It took me 18 years to get back there. But, finally, with the assistance of Nikon, I returned, this time with a five man documentary film crew. George and I remained friends all these years, and he would keep me up to date on his yearly returns to Cooper. Forty five years ago, as a zoologist with a specialty in arctic sea birds, he began to study a colony of black Guillemot birds who were breeding on Cooper. Over time, though, George’s bird study has become one of the most durable, personally observed, painstakingly documented accounts of global warming in existence. It may well be the largest repository of directly experiential observance of the warming of the planet in existence. As George notes, “I didn’t want to do a study on climate change. Climate change found me.”
The main intent of my revisit was to place George in the exact same place where I shot the NYT cover. Except now, eighteen short years later, he is awash in sea water.

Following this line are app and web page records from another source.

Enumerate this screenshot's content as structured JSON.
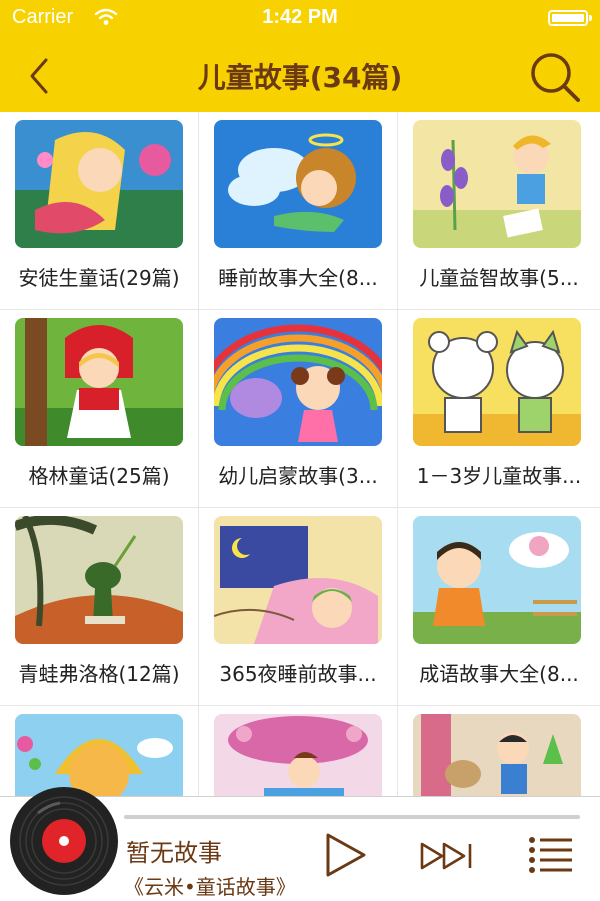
{
  "status_bar": {
    "carrier": "Carrier",
    "time": "1:42 PM"
  },
  "nav": {
    "title": "儿童故事(34篇)"
  },
  "grid": {
    "items": [
      {
        "label": "安徒生童话(29篇)"
      },
      {
        "label": "睡前故事大全(8..."
      },
      {
        "label": "儿童益智故事(5..."
      },
      {
        "label": "格林童话(25篇)"
      },
      {
        "label": "幼儿启蒙故事(3..."
      },
      {
        "label": "1－3岁儿童故事..."
      },
      {
        "label": "青蛙弗洛格(12篇)"
      },
      {
        "label": "365夜睡前故事..."
      },
      {
        "label": "成语故事大全(8..."
      },
      {
        "label": ""
      },
      {
        "label": ""
      },
      {
        "label": ""
      }
    ]
  },
  "player": {
    "title": "暂无故事",
    "subtitle": "《云米•童话故事》",
    "progress": 0
  },
  "colors": {
    "accent": "#f7d200",
    "brand_brown": "#6b3a14"
  }
}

The island is no longer wrapped in snow and ice. It is a stretch of monochrome sand, long and skinny, sitting amidst the turbulent and very liquid sea. The ice is a distant memory and now lives some 300-400 miles off the shores of Cooper. Desperate polar bears now regularly visit the island in a vain search for sustenance, as their traditional hunting grounds have succumbed to warmer and warmer temperatures. The Guillemots suffer, breeding earlier and earlier and with less success. Extinction is knocking on their door. And George, 45 years and counting, continues documenting. To further understand the scope and importance of George’s work, go to: Friends of Cooper Island.

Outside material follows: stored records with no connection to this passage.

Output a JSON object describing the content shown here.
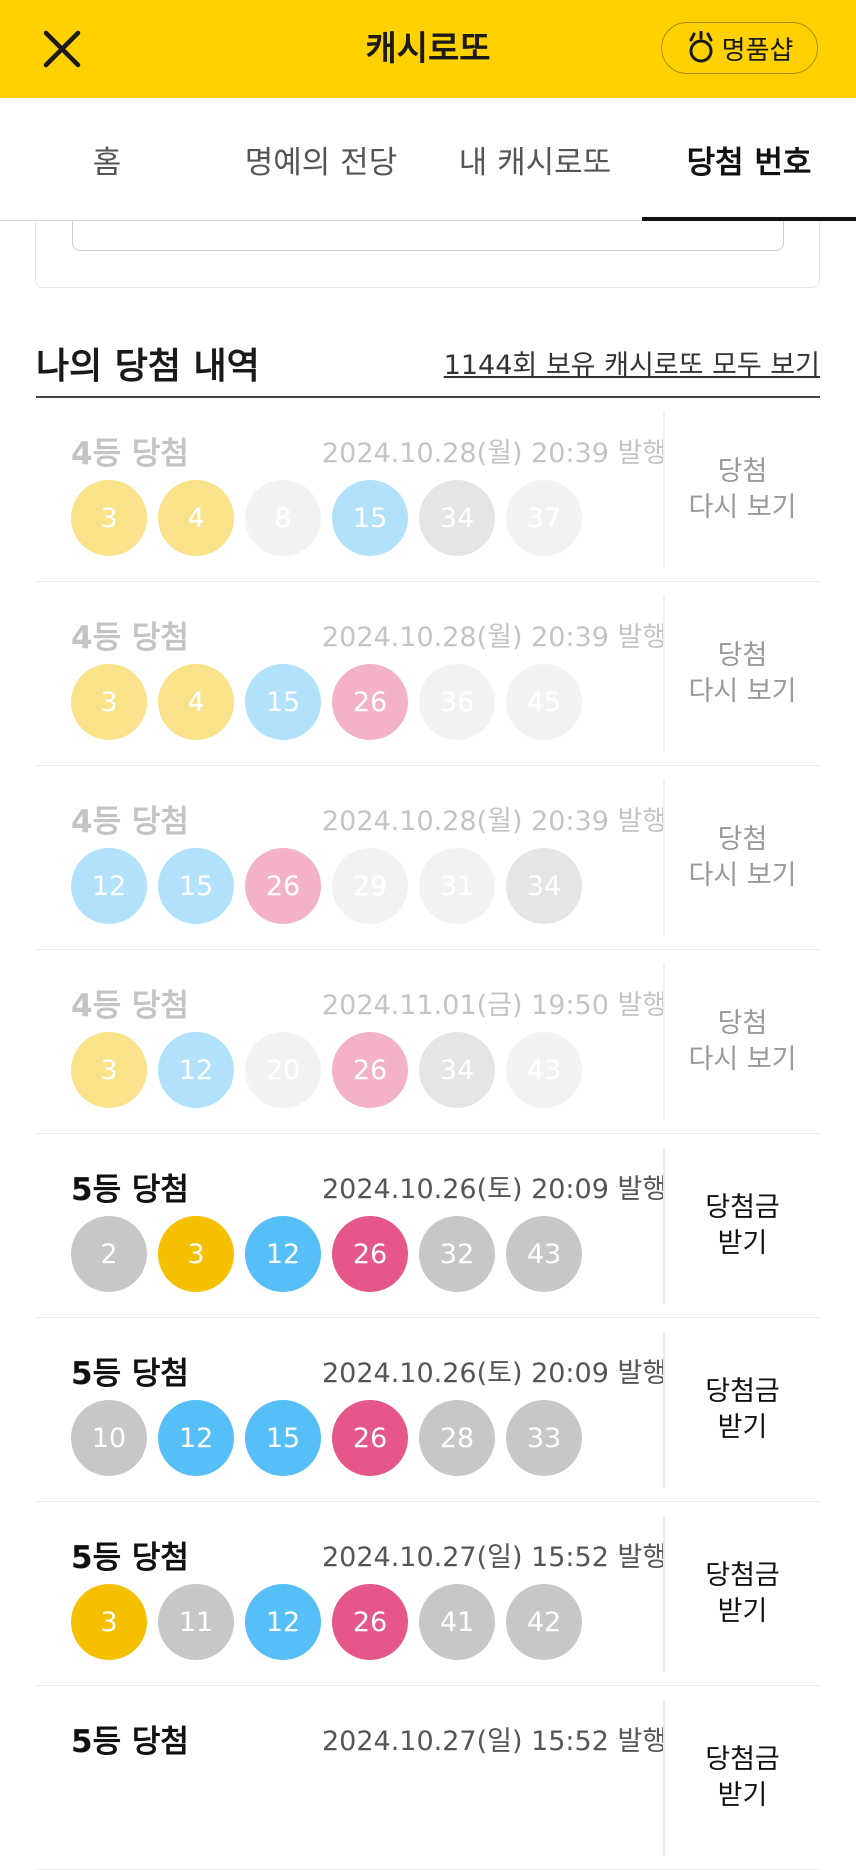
{
  "header": {
    "title": "캐시로또",
    "shop_label": "명품샵",
    "colors": {
      "background": "#FFD100"
    }
  },
  "tabs": [
    {
      "label": "홈",
      "active": false
    },
    {
      "label": "명예의 전당",
      "active": false
    },
    {
      "label": "내 캐시로또",
      "active": false
    },
    {
      "label": "당첨 번호",
      "active": true
    }
  ],
  "section": {
    "title": "나의 당첨 내역",
    "link": "1144회 보유 캐시로또 모두 보기"
  },
  "ball_colors": {
    "yellow": "#F5C000",
    "blue": "#56BFF7",
    "pink": "#E5578A",
    "gray": "#C7C7C7",
    "light": "#E4E4E4"
  },
  "tickets": [
    {
      "rank": "4등 당첨",
      "date": "2024.10.28(월) 20:39 발행",
      "state": "past",
      "action_line1": "당첨",
      "action_line2": "다시 보기",
      "numbers": [
        3,
        4,
        8,
        15,
        34,
        37
      ],
      "colors": [
        "yellow",
        "yellow",
        "light",
        "blue",
        "gray",
        "light"
      ]
    },
    {
      "rank": "4등 당첨",
      "date": "2024.10.28(월) 20:39 발행",
      "state": "past",
      "action_line1": "당첨",
      "action_line2": "다시 보기",
      "numbers": [
        3,
        4,
        15,
        26,
        36,
        45
      ],
      "colors": [
        "yellow",
        "yellow",
        "blue",
        "pink",
        "light",
        "light"
      ]
    },
    {
      "rank": "4등 당첨",
      "date": "2024.10.28(월) 20:39 발행",
      "state": "past",
      "action_line1": "당첨",
      "action_line2": "다시 보기",
      "numbers": [
        12,
        15,
        26,
        29,
        31,
        34
      ],
      "colors": [
        "blue",
        "blue",
        "pink",
        "light",
        "light",
        "gray"
      ]
    },
    {
      "rank": "4등 당첨",
      "date": "2024.11.01(금) 19:50 발행",
      "state": "past",
      "action_line1": "당첨",
      "action_line2": "다시 보기",
      "numbers": [
        3,
        12,
        20,
        26,
        34,
        43
      ],
      "colors": [
        "yellow",
        "blue",
        "light",
        "pink",
        "gray",
        "light"
      ]
    },
    {
      "rank": "5등 당첨",
      "date": "2024.10.26(토) 20:09 발행",
      "state": "active",
      "action_line1": "당첨금",
      "action_line2": "받기",
      "numbers": [
        2,
        3,
        12,
        26,
        32,
        43
      ],
      "colors": [
        "gray",
        "yellow",
        "blue",
        "pink",
        "gray",
        "gray"
      ]
    },
    {
      "rank": "5등 당첨",
      "date": "2024.10.26(토) 20:09 발행",
      "state": "active",
      "action_line1": "당첨금",
      "action_line2": "받기",
      "numbers": [
        10,
        12,
        15,
        26,
        28,
        33
      ],
      "colors": [
        "gray",
        "blue",
        "blue",
        "pink",
        "gray",
        "gray"
      ]
    },
    {
      "rank": "5등 당첨",
      "date": "2024.10.27(일) 15:52 발행",
      "state": "active",
      "action_line1": "당첨금",
      "action_line2": "받기",
      "numbers": [
        3,
        11,
        12,
        26,
        41,
        42
      ],
      "colors": [
        "yellow",
        "gray",
        "blue",
        "pink",
        "gray",
        "gray"
      ]
    },
    {
      "rank": "5등 당첨",
      "date": "2024.10.27(일) 15:52 발행",
      "state": "active",
      "action_line1": "당첨금",
      "action_line2": "받기",
      "numbers": [],
      "colors": []
    }
  ]
}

The short documentary film we shot this past July is up on YouTube.
The whole film was shot on Nikon Z6 cameras and S mount lenses, designed for the mirrorless system. More on that to come in an upcoming series of blogs.

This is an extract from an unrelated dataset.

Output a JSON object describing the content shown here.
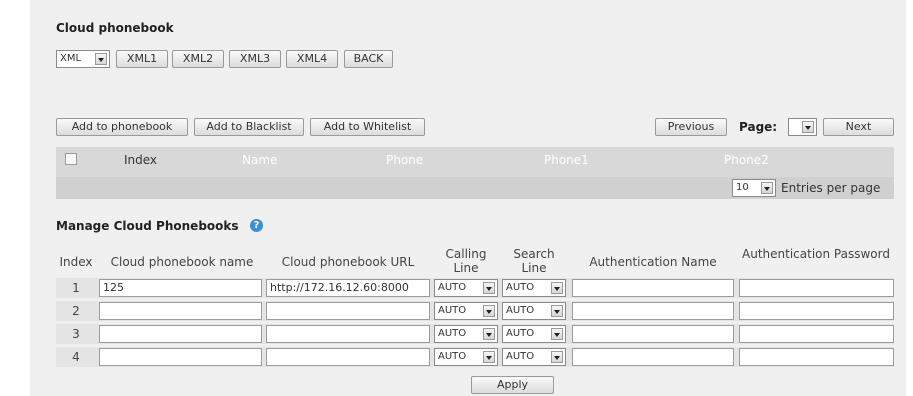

Big thanks to a wonderful, hard working crew! Lynn DelMastro was the executive producer, Jon Brundage Jr. was our DOP and ran first camera. Mike Cali ran second camera. Ryan Brooks of Flying Giant Productions did double-duty as audio supervisor and drone pilot. Brett Satterlund shot the Seattle footage in George’s home. Andrew Tomasino shot and edited the behind-the-scenes footage. And our editor Tim Sevigny pulled it all together in his terrific, cohesive edit.
Both the actual film and the BTS of shooting of the film are available on the Nikon Learn and Explore site.
The film goes into wider release, a debut if you will, next week at CES, streaming live on the Nikon Stage, with Mike Corrado moderating the conversation we will have about George and his incredible efforts on Cooper Island. Below is the overall schedule for the Nikon CES stage, with lots of wonderful shooters showing great work.
Tune in! And…..all the best for 2020! More tk….